The Player's Boy
James Sands anticipates a glorious career as apprentice to an Elizabethan theater troupe. He plays Bellario in Beaumont and Fletcher's Philaster, and in this role, experiences the fusion of his passion and his art. When Sands's masters die, the young actor loses his home and his job, and must fight to maintain his ideals and his life in an atmosphere of plague, Puritanism, and political unrest under the new Jacobean regime. After one small act of kindness threatens to engulf Sands in violence, his hope of a life in theater spirals into an unexpected horror that contemporary readers will find disturbingly familiar in our own political climate.

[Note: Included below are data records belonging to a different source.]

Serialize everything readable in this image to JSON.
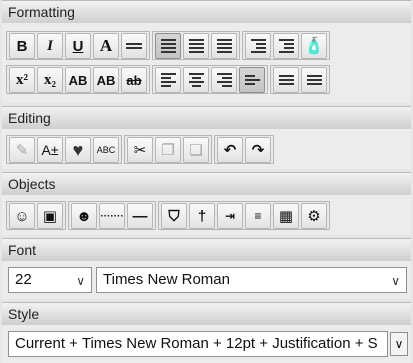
{
  "formatting": {
    "title": "Formatting",
    "bold": "B",
    "italic": "I",
    "underline": "U",
    "font_a": "A",
    "superscript": "x²",
    "subscript": "x₂",
    "allcaps": "AB",
    "smallcaps": "AB",
    "strike": "ab"
  },
  "editing": {
    "title": "Editing",
    "font_size": "A±",
    "spell": "ABC"
  },
  "objects": {
    "title": "Objects"
  },
  "font": {
    "title": "Font",
    "size_value": "22",
    "family_value": "Times New Roman"
  },
  "style": {
    "title": "Style",
    "value": "Current + Times New Roman + 12pt + Justification + S"
  }
}
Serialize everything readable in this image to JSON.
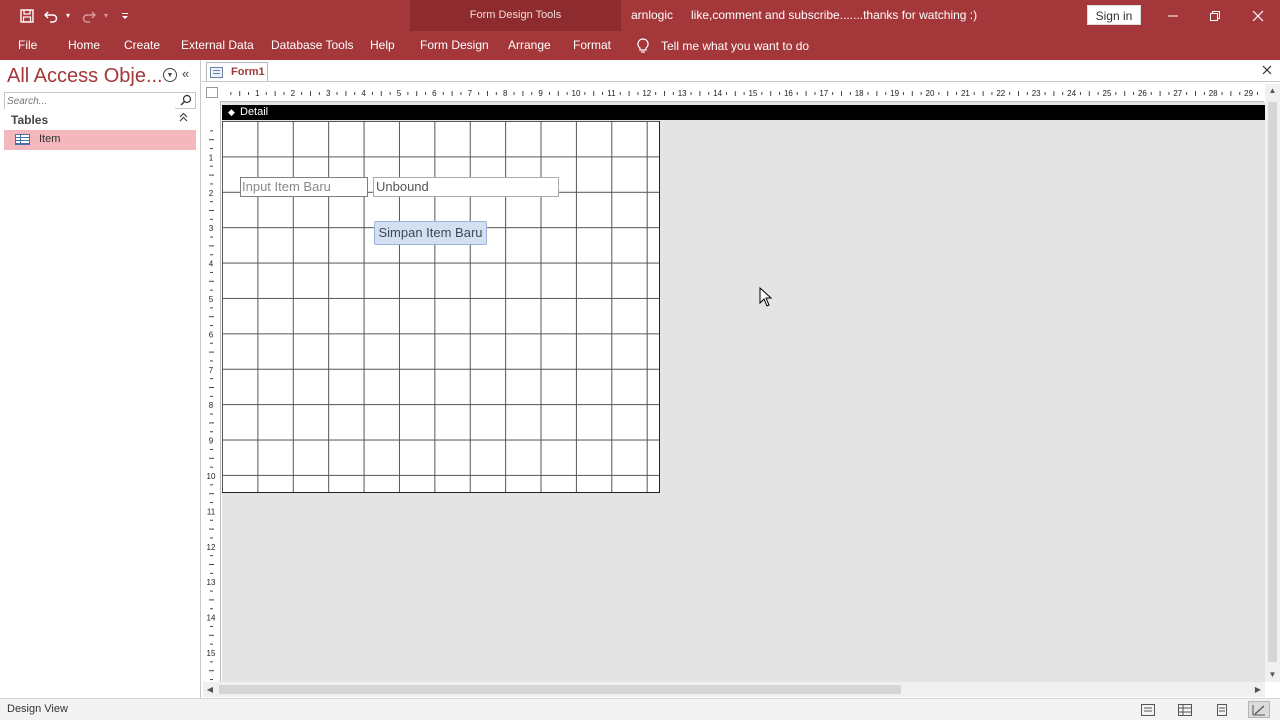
{
  "title_bar": {
    "tools_context": "Form Design Tools",
    "app_user": "arnlogic",
    "caption": "like,comment and subscribe.......thanks for watching  :)",
    "sign_in": "Sign in"
  },
  "ribbon": {
    "tabs": [
      "File",
      "Home",
      "Create",
      "External Data",
      "Database Tools",
      "Help",
      "Form Design",
      "Arrange",
      "Format"
    ],
    "tell_me": "Tell me what you want to do"
  },
  "nav_pane": {
    "title": "All Access Obje...",
    "search_placeholder": "Search...",
    "group": "Tables",
    "items": [
      {
        "label": "Item"
      }
    ]
  },
  "document": {
    "tab": "Form1",
    "section": "Detail",
    "controls": {
      "label": "Input Item Baru",
      "textbox": "Unbound",
      "button": "Simpan Item Baru"
    }
  },
  "rulers": {
    "horizontal_ticks": [
      "1",
      "2",
      "3",
      "4",
      "5",
      "6",
      "7",
      "8",
      "9",
      "10",
      "11",
      "12",
      "13",
      "14",
      "15",
      "16",
      "17",
      "18",
      "19",
      "20",
      "21",
      "22",
      "23",
      "24",
      "25",
      "26",
      "27",
      "28",
      "29"
    ],
    "vertical_ticks": [
      "1",
      "2",
      "3",
      "4",
      "5",
      "6",
      "7",
      "8",
      "9",
      "10",
      "11",
      "12",
      "13",
      "14",
      "15"
    ]
  },
  "status_bar": {
    "view": "Design View"
  },
  "colors": {
    "brand": "#a4373a",
    "selected_item": "#f3b7bd"
  }
}
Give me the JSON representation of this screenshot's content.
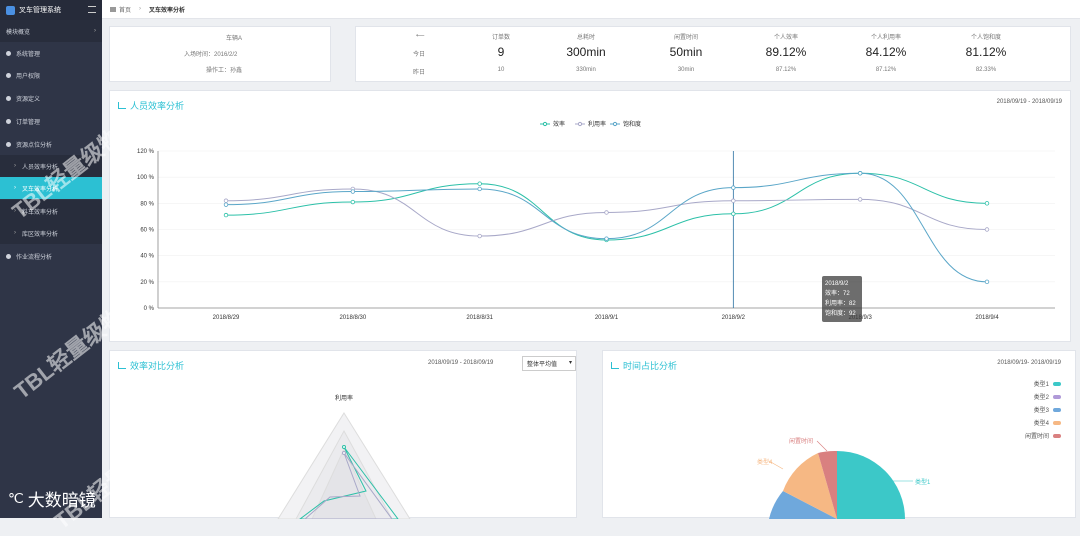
{
  "brand": {
    "name": "叉车管理系统",
    "corner_logo": "大数暗镜"
  },
  "watermark": "TBL轻量级物流",
  "sidebar": {
    "items": [
      {
        "label": "模块概览",
        "icon": "grid-icon"
      },
      {
        "label": "系统管理",
        "icon": "gear-icon"
      },
      {
        "label": "用户权限",
        "icon": "user-icon"
      },
      {
        "label": "资源定义",
        "icon": "database-icon"
      },
      {
        "label": "订单管理",
        "icon": "order-icon"
      },
      {
        "label": "资源点位分析",
        "icon": "location-icon"
      },
      {
        "label": "人员效率分析",
        "icon": ""
      },
      {
        "label": "叉车效率分析",
        "icon": ""
      },
      {
        "label": "料车效率分析",
        "icon": ""
      },
      {
        "label": "库区效率分析",
        "icon": ""
      },
      {
        "label": "作业流程分析",
        "icon": "flow-icon"
      }
    ]
  },
  "breadcrumb": {
    "home": "首页",
    "current": "叉车效率分析"
  },
  "info": {
    "car": "车辆A",
    "entry_label": "入场时间：2016/2/2",
    "operator_label": "操作工：孙鑫"
  },
  "stats": {
    "headers": [
      "订单数",
      "总耗时",
      "闲置时间",
      "个人效率",
      "个人利用率",
      "个人饱和度"
    ],
    "row_today_label": "今日",
    "row_yesterday_label": "昨日",
    "today": [
      "9",
      "300min",
      "50min",
      "89.12%",
      "84.12%",
      "81.12%"
    ],
    "yesterday": [
      "10",
      "330min",
      "30min",
      "87.12%",
      "87.12%",
      "82.33%"
    ],
    "arrow": "⟵"
  },
  "line_chart": {
    "title": "人员效率分析",
    "date_range": "2018/09/19 - 2018/09/19",
    "legend": [
      "效率",
      "利用率",
      "饱和度"
    ]
  },
  "chart_data": {
    "type": "line",
    "categories": [
      "2018/8/29",
      "2018/8/30",
      "2018/8/31",
      "2018/9/1",
      "2018/9/2",
      "2018/9/3",
      "2018/9/4"
    ],
    "yticks": [
      "0 %",
      "20 %",
      "40 %",
      "60 %",
      "80 %",
      "100 %",
      "120 %"
    ],
    "ylim": [
      0,
      120
    ],
    "series": [
      {
        "name": "效率",
        "values": [
          71,
          81,
          95,
          52,
          72,
          103,
          80
        ],
        "color": "#2cc0a8"
      },
      {
        "name": "利用率",
        "values": [
          82,
          91,
          55,
          73,
          82,
          83,
          60
        ],
        "color": "#a8a8c8"
      },
      {
        "name": "饱和度",
        "values": [
          79,
          89,
          91,
          53,
          92,
          103,
          20
        ],
        "color": "#5aa6c8"
      }
    ]
  },
  "tooltip": {
    "date": "2018/9/2",
    "l1": "效率：72",
    "l2": "利用率：82",
    "l3": "饱和度：92"
  },
  "radar": {
    "title": "效率对比分析",
    "date_range": "2018/09/19 - 2018/09/19",
    "select": "整体平均值",
    "axis_label": "利用率"
  },
  "pie": {
    "title": "时间占比分析",
    "date_range": "2018/09/19- 2018/09/19",
    "legend": [
      {
        "name": "类型1",
        "color": "#3cc8c8"
      },
      {
        "name": "类型2",
        "color": "#b09ad8"
      },
      {
        "name": "类型3",
        "color": "#6fa8dc"
      },
      {
        "name": "类型4",
        "color": "#f6b884"
      },
      {
        "name": "闲置时间",
        "color": "#d98080"
      }
    ],
    "labels": {
      "idle": "闲置时间",
      "type4": "类型4",
      "type1": "类型1"
    }
  }
}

“It's a gloomy, but achingly beautiful novel.” — Margaret Donsbach
"A striking and beautifully written narrative…. Bryher is a fine artist with words, extraordinarily skillful in her magical ability to capture the essence of an individual emotion and the quality of a national mood." — The New York Times
"An English novelist and patron of artists such as H.D., Bryher (Winifred Ellerman, 1894-1983) first published this beautifully realized story of a young Elizabethan actor's apprentice in 1953. After the death of James Sands's beloved Master Awsten, one of the Queen's Players who has taught Sands the rudiments of acting, Sands travels from Southwark, London and passes through a succession of employers. At a house in the country, he meets the summering playwright Frances Beaumont, in the process of writing his play, Philaster. James wins the part of Bellario, the girl page disguised as a boy for love of Philaster, who in a curious royal ménage-a-trois sends Bellario to serve his beloved Arethusa; James duly falls in love, unrequitedly, with Beaumont's virginal fiancée, Ursula. History intrudes offstage in the form of Sir Walter Ralegh's execution and the ascent of the Puritans, and James, now a clerk, becomes a kind of poignant anachronism, too delicate for the coarsening new age. Theatrical and romantically lyrical, Bryher's novel is a forgotten gem, channeling the servant boy's first person flawlessly." — Publishers Weekly